We improved the efficiency of the original data2vec algorithm in several ways: First, we take target representations built for a particular training example and reuse them for masked versions (where we hide different random parts of the training example). We take each version and feed it into the student model, which predicts the same contextualized target representation for the different masked versions. This effectively amortizes the computational effort required to create target representations. Second, and similar to masked autoencoders, we do not run the student encoder network for the parts of the training examples that are blanked out (which is about 80 percent of an image in our case), thereby saving significant compute cycles. Finally, we use a more efficient decoder model that relies not on Transformer networks but on a multilayer convolutional network.
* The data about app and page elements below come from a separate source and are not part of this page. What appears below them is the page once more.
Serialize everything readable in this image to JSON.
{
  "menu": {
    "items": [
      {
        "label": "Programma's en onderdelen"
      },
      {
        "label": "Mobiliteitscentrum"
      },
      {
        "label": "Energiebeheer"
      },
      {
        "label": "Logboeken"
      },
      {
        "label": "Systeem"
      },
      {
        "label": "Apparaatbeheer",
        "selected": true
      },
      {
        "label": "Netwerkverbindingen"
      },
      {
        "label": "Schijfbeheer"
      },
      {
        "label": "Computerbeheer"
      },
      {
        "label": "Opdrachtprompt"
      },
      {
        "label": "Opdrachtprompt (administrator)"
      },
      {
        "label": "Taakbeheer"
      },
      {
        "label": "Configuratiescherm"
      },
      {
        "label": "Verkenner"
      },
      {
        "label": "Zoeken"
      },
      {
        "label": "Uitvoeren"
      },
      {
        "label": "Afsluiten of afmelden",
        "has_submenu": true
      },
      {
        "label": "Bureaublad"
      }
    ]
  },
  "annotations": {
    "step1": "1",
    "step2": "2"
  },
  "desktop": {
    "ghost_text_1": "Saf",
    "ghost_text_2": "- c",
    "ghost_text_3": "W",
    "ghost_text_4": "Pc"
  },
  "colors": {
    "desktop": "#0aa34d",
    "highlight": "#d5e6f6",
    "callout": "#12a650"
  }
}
Relative training time improvements when training data2vec 2.0 to the same accuracy as popular existing algorithms on the same hardware.

Efficiency gains with data2vec 2.0

To get a better understanding of how much more efficient data2vec 2.0 is than its predecessor and other algorithms, we tested it on computer vision, speech, and text tasks on widely used benchmarks. We were looking at the final accuracy and the time it took to pretrain the model. We measured the speed of algorithms on the same hardware (number of GPUs, etc.).

For computer vision, we evaluated data2vec 2.0 on the standard ImageNet-1K image classification benchmark, where it learned to represent images. Data2vec 2.0 can equal the accuracy of masked autoencoders (MAE) but is 16x faster (measured in wall clock time in a like-for-like setting). If we give the algorithm more time, it can achieve even higher accuracy while still being faster than MAE.

Data2vec 2.0 for computer vision: The graph shows speed vs. image classification accuracy for different algorithms on the popular ImageNet-1K benchmark.

For speech, we tested it on the LibriSpeech speech recognition benchmark, where it performed more than 11 times faster than wav2vec 2.0 with similar accuracy. For natural language processing (NLP), we evaluated data2vec 2.0 on the popular General Language Understanding Evaluation (GLUE) benchmark, where it achieved the same accuracy as RoBERTa, a reimplementation of BERT, in half the training time.

Data2vec 2.0 for speech and NLP: The top graph shows speed vs. speech recognition word error rate for models pretrained on LibriSpeech, fine-tuned on 10 hours of Libri-light data, and then evaluated on dev-other. The bottom graph shows natural language understanding accuracy on the GLUE benchmark when using the original BERT setup.

Toward machines that learn efficiently

We are on a journey to build more general and efficient self-supervised algorithms that can use a single learning objective to learn from different modalities. The ability to learn more efficiently is particularly important for modalities such as video, which require a lot of computational effort to process. We hope that more efficient self-supervised learning algorithms such as data2vec 2.0 will lead to machines that can deeply understand extremely complex data, such as the contents of an entire movie.

Access the open source code and pretrained models here, and read the paper hear.

Get it on GitHub:

Read the paper:

Efficient self-supervised learning with contextualized target representations for speech, vision, and language

This blog post was made possible by the work of Alexei Baevski, Arun Babu, Wei-Ning Hsu, and Michael Auli.

The second graphic in this post has been updated to correct a typographical error.